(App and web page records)
● ● ●

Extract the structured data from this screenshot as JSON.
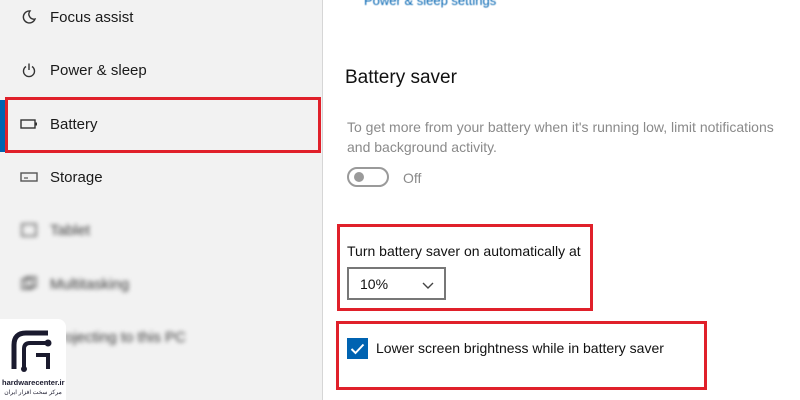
{
  "sidebar": {
    "items": [
      {
        "label": "Focus assist",
        "icon": "moon-icon"
      },
      {
        "label": "Power & sleep",
        "icon": "power-icon"
      },
      {
        "label": "Battery",
        "icon": "battery-icon"
      },
      {
        "label": "Storage",
        "icon": "storage-icon"
      },
      {
        "label": "Tablet",
        "icon": "tablet-icon"
      },
      {
        "label": "Multitasking",
        "icon": "multitasking-icon"
      },
      {
        "label": "Projecting to this PC",
        "icon": "projector-icon"
      }
    ],
    "active_item": "Battery"
  },
  "main": {
    "top_link": "Power & sleep settings",
    "section_title": "Battery saver",
    "description": "To get more from your battery when it's running low, limit notifications and background activity.",
    "toggle": {
      "state_label": "Off",
      "on": false
    },
    "auto_label": "Turn battery saver on automatically at",
    "auto_select": {
      "value": "10%"
    },
    "brightness_checkbox": {
      "label": "Lower screen brightness while in battery saver",
      "checked": true
    }
  },
  "watermark": {
    "text": "hardwarecenter.ir",
    "subtext": "مرکز سخت افزار ایران"
  },
  "colors": {
    "accent": "#0063b1",
    "highlight_box": "#e0202a"
  }
}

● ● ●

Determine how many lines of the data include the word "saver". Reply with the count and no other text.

## SOLUTION FOR THIS EXERCISE
3